### TASK PROMPT:
Could you please repeat the entries below word for word, with the images left out?

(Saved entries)
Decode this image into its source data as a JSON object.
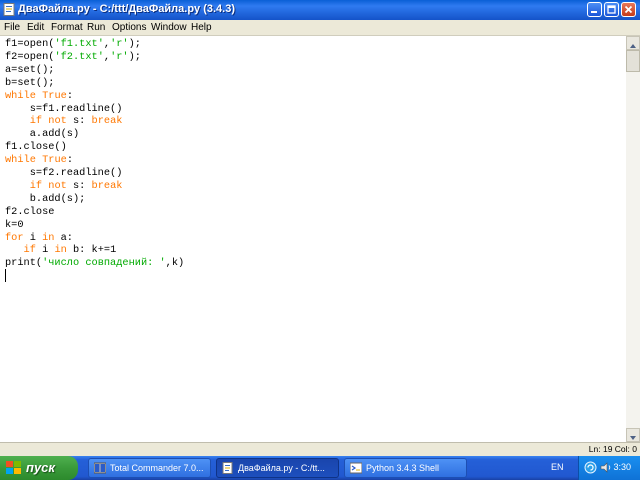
{
  "window": {
    "title": "ДваФайла.py - C:/ttt/ДваФайла.py (3.4.3)",
    "icon": "python-file-icon"
  },
  "menu": [
    "File",
    "Edit",
    "Format",
    "Run",
    "Options",
    "Window",
    "Help"
  ],
  "editor": {
    "lines": [
      [
        [
          "plain",
          "f1=open("
        ],
        [
          "str",
          "'f1.txt'"
        ],
        [
          "plain",
          ","
        ],
        [
          "str",
          "'r'"
        ],
        [
          "plain",
          ");"
        ]
      ],
      [
        [
          "plain",
          "f2=open("
        ],
        [
          "str",
          "'f2.txt'"
        ],
        [
          "plain",
          ","
        ],
        [
          "str",
          "'r'"
        ],
        [
          "plain",
          ");"
        ]
      ],
      [
        [
          "plain",
          "a=set();"
        ]
      ],
      [
        [
          "plain",
          "b=set();"
        ]
      ],
      [
        [
          "kw",
          "while"
        ],
        [
          "plain",
          " "
        ],
        [
          "kw",
          "True"
        ],
        [
          "plain",
          ":"
        ]
      ],
      [
        [
          "plain",
          "    s=f1.readline()"
        ]
      ],
      [
        [
          "plain",
          "    "
        ],
        [
          "kw",
          "if"
        ],
        [
          "plain",
          " "
        ],
        [
          "kw",
          "not"
        ],
        [
          "plain",
          " s: "
        ],
        [
          "kw",
          "break"
        ]
      ],
      [
        [
          "plain",
          "    a.add(s)"
        ]
      ],
      [
        [
          "plain",
          "f1.close()"
        ]
      ],
      [
        [
          "kw",
          "while"
        ],
        [
          "plain",
          " "
        ],
        [
          "kw",
          "True"
        ],
        [
          "plain",
          ":"
        ]
      ],
      [
        [
          "plain",
          "    s=f2.readline()"
        ]
      ],
      [
        [
          "plain",
          "    "
        ],
        [
          "kw",
          "if"
        ],
        [
          "plain",
          " "
        ],
        [
          "kw",
          "not"
        ],
        [
          "plain",
          " s: "
        ],
        [
          "kw",
          "break"
        ]
      ],
      [
        [
          "plain",
          "    b.add(s);"
        ]
      ],
      [
        [
          "plain",
          "f2.close"
        ]
      ],
      [
        [
          "plain",
          "k=0"
        ]
      ],
      [
        [
          "kw",
          "for"
        ],
        [
          "plain",
          " i "
        ],
        [
          "kw",
          "in"
        ],
        [
          "plain",
          " a:"
        ]
      ],
      [
        [
          "plain",
          "   "
        ],
        [
          "kw",
          "if"
        ],
        [
          "plain",
          " i "
        ],
        [
          "kw",
          "in"
        ],
        [
          "plain",
          " b: k+=1"
        ]
      ],
      [
        [
          "plain",
          "print("
        ],
        [
          "str",
          "'число совпадений: '"
        ],
        [
          "plain",
          ",k)"
        ]
      ]
    ]
  },
  "colors": {
    "keyword": "#ff7700",
    "string": "#00aa00",
    "plain": "#000000"
  },
  "status": {
    "position": "Ln: 19 Col: 0"
  },
  "taskbar": {
    "start_label": "пуск",
    "tasks": [
      {
        "label": "Total Commander 7.0...",
        "icon": "total-commander-icon",
        "active": false
      },
      {
        "label": "ДваФайла.py - C:/tt...",
        "icon": "python-file-icon",
        "active": true
      },
      {
        "label": "Python 3.4.3 Shell",
        "icon": "python-shell-icon",
        "active": false
      }
    ],
    "language": "EN",
    "clock": "3:30"
  }
}
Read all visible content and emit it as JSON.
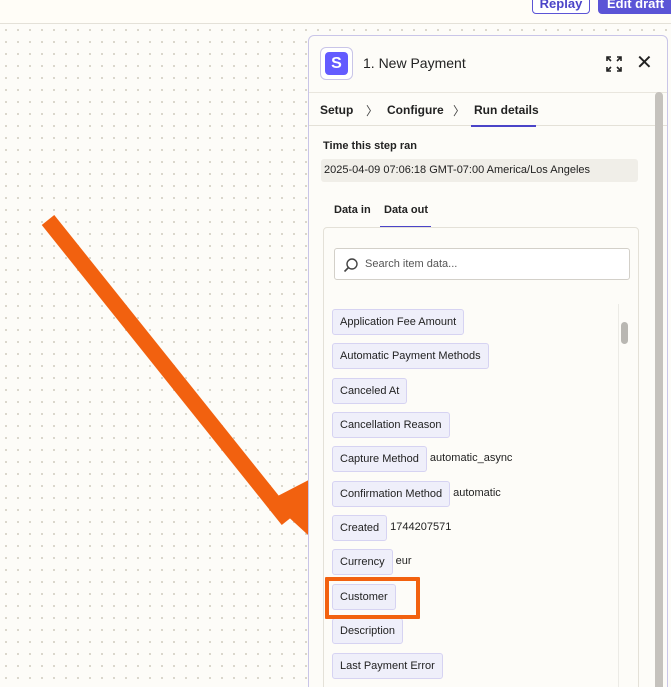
{
  "topbar": {
    "replay_label": "Replay",
    "edit_label": "Edit draft"
  },
  "panel": {
    "app_logo_letter": "S",
    "title": "1. New Payment",
    "tabs": [
      {
        "label": "Setup"
      },
      {
        "label": "Configure"
      },
      {
        "label": "Run details",
        "active": true
      }
    ],
    "time_label": "Time this step ran",
    "time_value": "2025-04-09 07:06:18 GMT-07:00 America/Los Angeles",
    "subtabs": [
      {
        "label": "Data in"
      },
      {
        "label": "Data out",
        "active": true
      }
    ],
    "search": {
      "placeholder": "Search item data..."
    },
    "items": [
      {
        "key": "Application Fee Amount",
        "value": ""
      },
      {
        "key": "Automatic Payment Methods",
        "value": ""
      },
      {
        "key": "Canceled At",
        "value": ""
      },
      {
        "key": "Cancellation Reason",
        "value": ""
      },
      {
        "key": "Capture Method",
        "value": "automatic_async"
      },
      {
        "key": "Confirmation Method",
        "value": "automatic"
      },
      {
        "key": "Created",
        "value": "1744207571"
      },
      {
        "key": "Currency",
        "value": "eur"
      },
      {
        "key": "Customer",
        "value": ""
      },
      {
        "key": "Description",
        "value": ""
      },
      {
        "key": "Last Payment Error",
        "value": ""
      }
    ]
  },
  "colors": {
    "accent": "#5b54d6",
    "annotation": "#f2610f",
    "app_brand": "#635bff"
  },
  "icons": {
    "expand": "expand-icon",
    "close": "close-icon",
    "search": "search-icon",
    "chevron": "chevron-right-icon"
  }
}
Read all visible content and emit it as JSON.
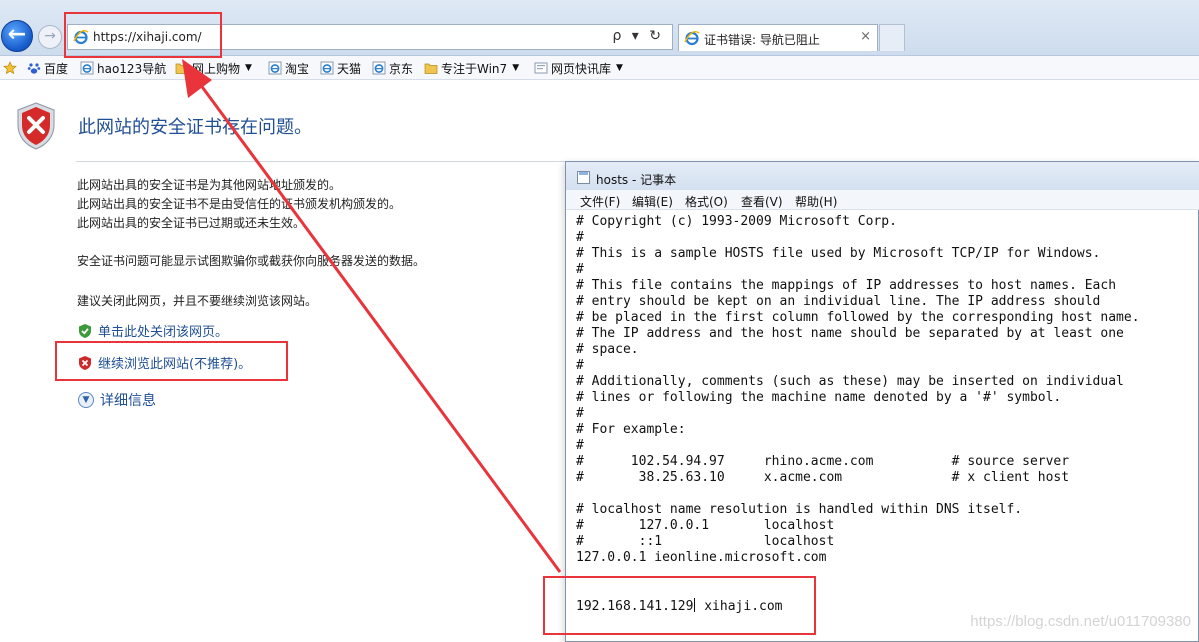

### WRITTEN RESPONSE:
Decode this image into its source data as a JSON object.
{
  "window": {
    "title": "ДваФайла.py - C:/ttt/ДваФайла.py (3.4.3)",
    "icon": "python-file-icon"
  },
  "menu": [
    "File",
    "Edit",
    "Format",
    "Run",
    "Options",
    "Window",
    "Help"
  ],
  "editor": {
    "lines": [
      [
        [
          "plain",
          "f1=open("
        ],
        [
          "str",
          "'f1.txt'"
        ],
        [
          "plain",
          ","
        ],
        [
          "str",
          "'r'"
        ],
        [
          "plain",
          ");"
        ]
      ],
      [
        [
          "plain",
          "f2=open("
        ],
        [
          "str",
          "'f2.txt'"
        ],
        [
          "plain",
          ","
        ],
        [
          "str",
          "'r'"
        ],
        [
          "plain",
          ");"
        ]
      ],
      [
        [
          "plain",
          "a=set();"
        ]
      ],
      [
        [
          "plain",
          "b=set();"
        ]
      ],
      [
        [
          "kw",
          "while"
        ],
        [
          "plain",
          " "
        ],
        [
          "kw",
          "True"
        ],
        [
          "plain",
          ":"
        ]
      ],
      [
        [
          "plain",
          "    s=f1.readline()"
        ]
      ],
      [
        [
          "plain",
          "    "
        ],
        [
          "kw",
          "if"
        ],
        [
          "plain",
          " "
        ],
        [
          "kw",
          "not"
        ],
        [
          "plain",
          " s: "
        ],
        [
          "kw",
          "break"
        ]
      ],
      [
        [
          "plain",
          "    a.add(s)"
        ]
      ],
      [
        [
          "plain",
          "f1.close()"
        ]
      ],
      [
        [
          "kw",
          "while"
        ],
        [
          "plain",
          " "
        ],
        [
          "kw",
          "True"
        ],
        [
          "plain",
          ":"
        ]
      ],
      [
        [
          "plain",
          "    s=f2.readline()"
        ]
      ],
      [
        [
          "plain",
          "    "
        ],
        [
          "kw",
          "if"
        ],
        [
          "plain",
          " "
        ],
        [
          "kw",
          "not"
        ],
        [
          "plain",
          " s: "
        ],
        [
          "kw",
          "break"
        ]
      ],
      [
        [
          "plain",
          "    b.add(s);"
        ]
      ],
      [
        [
          "plain",
          "f2.close"
        ]
      ],
      [
        [
          "plain",
          "k=0"
        ]
      ],
      [
        [
          "kw",
          "for"
        ],
        [
          "plain",
          " i "
        ],
        [
          "kw",
          "in"
        ],
        [
          "plain",
          " a:"
        ]
      ],
      [
        [
          "plain",
          "   "
        ],
        [
          "kw",
          "if"
        ],
        [
          "plain",
          " i "
        ],
        [
          "kw",
          "in"
        ],
        [
          "plain",
          " b: k+=1"
        ]
      ],
      [
        [
          "plain",
          "print("
        ],
        [
          "str",
          "'число совпадений: '"
        ],
        [
          "plain",
          ",k)"
        ]
      ]
    ]
  },
  "colors": {
    "keyword": "#ff7700",
    "string": "#00aa00",
    "plain": "#000000"
  },
  "status": {
    "position": "Ln: 19 Col: 0"
  },
  "taskbar": {
    "start_label": "пуск",
    "tasks": [
      {
        "label": "Total Commander 7.0...",
        "icon": "total-commander-icon",
        "active": false
      },
      {
        "label": "ДваФайла.py - C:/tt...",
        "icon": "python-file-icon",
        "active": true
      },
      {
        "label": "Python 3.4.3 Shell",
        "icon": "python-shell-icon",
        "active": false
      }
    ],
    "language": "EN",
    "clock": "3:30"
  }
}
Read all visible content and emit it as JSON.
{
  "topbar": {
    "replay_label": "Replay",
    "edit_label": "Edit draft"
  },
  "panel": {
    "app_logo_letter": "S",
    "title": "1. New Payment",
    "tabs": [
      {
        "label": "Setup"
      },
      {
        "label": "Configure"
      },
      {
        "label": "Run details",
        "active": true
      }
    ],
    "time_label": "Time this step ran",
    "time_value": "2025-04-09 07:06:18 GMT-07:00 America/Los Angeles",
    "subtabs": [
      {
        "label": "Data in"
      },
      {
        "label": "Data out",
        "active": true
      }
    ],
    "search": {
      "placeholder": "Search item data..."
    },
    "items": [
      {
        "key": "Application Fee Amount",
        "value": ""
      },
      {
        "key": "Automatic Payment Methods",
        "value": ""
      },
      {
        "key": "Canceled At",
        "value": ""
      },
      {
        "key": "Cancellation Reason",
        "value": ""
      },
      {
        "key": "Capture Method",
        "value": "automatic_async"
      },
      {
        "key": "Confirmation Method",
        "value": "automatic"
      },
      {
        "key": "Created",
        "value": "1744207571"
      },
      {
        "key": "Currency",
        "value": "eur"
      },
      {
        "key": "Customer",
        "value": ""
      },
      {
        "key": "Description",
        "value": ""
      },
      {
        "key": "Last Payment Error",
        "value": ""
      }
    ]
  },
  "colors": {
    "accent": "#5b54d6",
    "annotation": "#f2610f",
    "app_brand": "#635bff"
  },
  "icons": {
    "expand": "expand-icon",
    "close": "close-icon",
    "search": "search-icon",
    "chevron": "chevron-right-icon"
  }
}
Read all visible content and emit it as JSON.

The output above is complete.